Goal: Implement the paper industry's papiNet XML standard to streamline exchange of shipping manifests, invoices and other key documents.
Team Leader: Kevin Shibilski, XML Project Leader
Partners: AOL Time Warner Inc., Ponton Consulting, Seeburger Inc.
Location: Wisconsin Rapids, Wis.
Web Site: www.storaenso.com
Scope: The company fired up a papiNet connection with publishing giant Time Inc. (now part of AOL Time Warner) in June 2001 and soon expects to add large printing companies, converting up to 80 percent of its EDI traffic within the next year.
Equipment/Platform: SENA migrated from Windows NT/95/98 to Windows 2000 in 2002. EDI over expensive value-added networks was the primary means of sharing business documents flowing in and out of JD Edwards OneWorld ERP software and homemade legacy systems.
Solution: Convert EDI documents to papiNet XML for cheaper, more efficient transmission over the Internet and a more standardized, intuitive user interface. Seeburger's Business Integration Suite performs the XML mappings, while Windows NT "daemons" co-developed with Time monitor workflow. Ponton's Messenger provides secure Web channels. Documents are stored and searched with an Oracle repository.
Product: Business Integration Suite from Seeburger Inc. in Atlanta, Ga.
Future Challenges: Convincing large customers to scrap substantial investments in EDI, and smaller customers to fully implement XML throughout their front- and back-end systems. While he admits adoption has been slow, Shibilski says customers are coming to appreciate the potential cost savings.

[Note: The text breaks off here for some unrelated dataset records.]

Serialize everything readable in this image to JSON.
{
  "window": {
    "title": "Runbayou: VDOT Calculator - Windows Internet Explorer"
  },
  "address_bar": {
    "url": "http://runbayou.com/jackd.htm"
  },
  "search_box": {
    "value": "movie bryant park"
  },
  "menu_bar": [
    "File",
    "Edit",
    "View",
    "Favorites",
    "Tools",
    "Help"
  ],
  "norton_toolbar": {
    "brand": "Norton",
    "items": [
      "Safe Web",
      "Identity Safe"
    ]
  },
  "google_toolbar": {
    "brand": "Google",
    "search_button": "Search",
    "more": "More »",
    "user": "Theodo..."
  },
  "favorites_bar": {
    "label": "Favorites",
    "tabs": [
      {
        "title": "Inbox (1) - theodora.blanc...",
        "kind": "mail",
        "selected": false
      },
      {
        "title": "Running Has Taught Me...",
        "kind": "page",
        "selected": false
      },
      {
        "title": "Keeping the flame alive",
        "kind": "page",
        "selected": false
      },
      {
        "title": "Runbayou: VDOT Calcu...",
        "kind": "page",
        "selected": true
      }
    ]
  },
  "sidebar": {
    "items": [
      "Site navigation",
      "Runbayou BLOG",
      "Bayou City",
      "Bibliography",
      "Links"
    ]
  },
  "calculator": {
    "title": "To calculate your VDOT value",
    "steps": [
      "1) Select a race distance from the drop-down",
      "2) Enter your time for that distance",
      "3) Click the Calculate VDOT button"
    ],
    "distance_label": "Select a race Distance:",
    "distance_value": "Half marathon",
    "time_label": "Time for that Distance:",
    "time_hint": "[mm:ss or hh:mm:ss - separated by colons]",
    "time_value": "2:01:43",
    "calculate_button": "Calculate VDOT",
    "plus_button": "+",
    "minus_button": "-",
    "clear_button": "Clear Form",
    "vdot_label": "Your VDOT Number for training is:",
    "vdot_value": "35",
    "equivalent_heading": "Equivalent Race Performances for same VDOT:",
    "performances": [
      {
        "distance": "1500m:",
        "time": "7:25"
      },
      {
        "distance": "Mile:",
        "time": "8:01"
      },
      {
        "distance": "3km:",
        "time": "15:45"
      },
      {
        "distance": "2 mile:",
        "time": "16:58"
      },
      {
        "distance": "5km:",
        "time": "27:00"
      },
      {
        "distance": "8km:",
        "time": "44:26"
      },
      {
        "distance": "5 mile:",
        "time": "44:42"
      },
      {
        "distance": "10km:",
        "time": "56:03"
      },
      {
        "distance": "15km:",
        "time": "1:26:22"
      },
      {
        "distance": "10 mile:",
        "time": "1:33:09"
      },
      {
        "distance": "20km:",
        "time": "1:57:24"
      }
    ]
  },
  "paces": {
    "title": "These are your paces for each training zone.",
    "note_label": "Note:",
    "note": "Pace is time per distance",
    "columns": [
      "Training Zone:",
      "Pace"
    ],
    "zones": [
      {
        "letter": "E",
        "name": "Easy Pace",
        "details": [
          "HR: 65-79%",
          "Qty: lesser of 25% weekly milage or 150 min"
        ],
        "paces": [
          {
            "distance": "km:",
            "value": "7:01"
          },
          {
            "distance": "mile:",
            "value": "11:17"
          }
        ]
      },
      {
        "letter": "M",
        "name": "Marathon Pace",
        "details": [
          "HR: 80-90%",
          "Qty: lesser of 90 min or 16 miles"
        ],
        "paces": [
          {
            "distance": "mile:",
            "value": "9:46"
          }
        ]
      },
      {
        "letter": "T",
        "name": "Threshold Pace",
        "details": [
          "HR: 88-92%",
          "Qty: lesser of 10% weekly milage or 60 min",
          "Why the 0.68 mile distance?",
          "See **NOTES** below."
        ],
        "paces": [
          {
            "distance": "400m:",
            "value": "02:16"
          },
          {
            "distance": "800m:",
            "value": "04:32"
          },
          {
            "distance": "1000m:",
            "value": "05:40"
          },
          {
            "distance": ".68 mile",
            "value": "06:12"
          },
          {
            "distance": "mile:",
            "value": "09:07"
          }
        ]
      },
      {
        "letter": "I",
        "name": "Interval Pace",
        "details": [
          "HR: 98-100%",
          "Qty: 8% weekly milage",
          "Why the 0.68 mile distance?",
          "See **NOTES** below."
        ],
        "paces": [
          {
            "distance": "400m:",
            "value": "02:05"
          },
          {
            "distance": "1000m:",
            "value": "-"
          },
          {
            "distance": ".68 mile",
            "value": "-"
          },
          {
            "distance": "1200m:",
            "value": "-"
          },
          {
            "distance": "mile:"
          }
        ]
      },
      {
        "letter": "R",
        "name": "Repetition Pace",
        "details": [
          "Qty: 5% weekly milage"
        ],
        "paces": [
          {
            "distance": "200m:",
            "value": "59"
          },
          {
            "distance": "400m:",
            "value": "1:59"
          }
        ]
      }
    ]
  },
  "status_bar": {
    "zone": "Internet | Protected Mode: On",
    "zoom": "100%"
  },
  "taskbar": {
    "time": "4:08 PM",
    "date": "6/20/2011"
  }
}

Lessons Learned: Despite the benefits of "cure-all" technologies such as XML, "most of your IT issues will remain—that is, data integrity, audits and controls," says Shibilski. "The IT issues haven't gone away just because you've moved from one platform to another."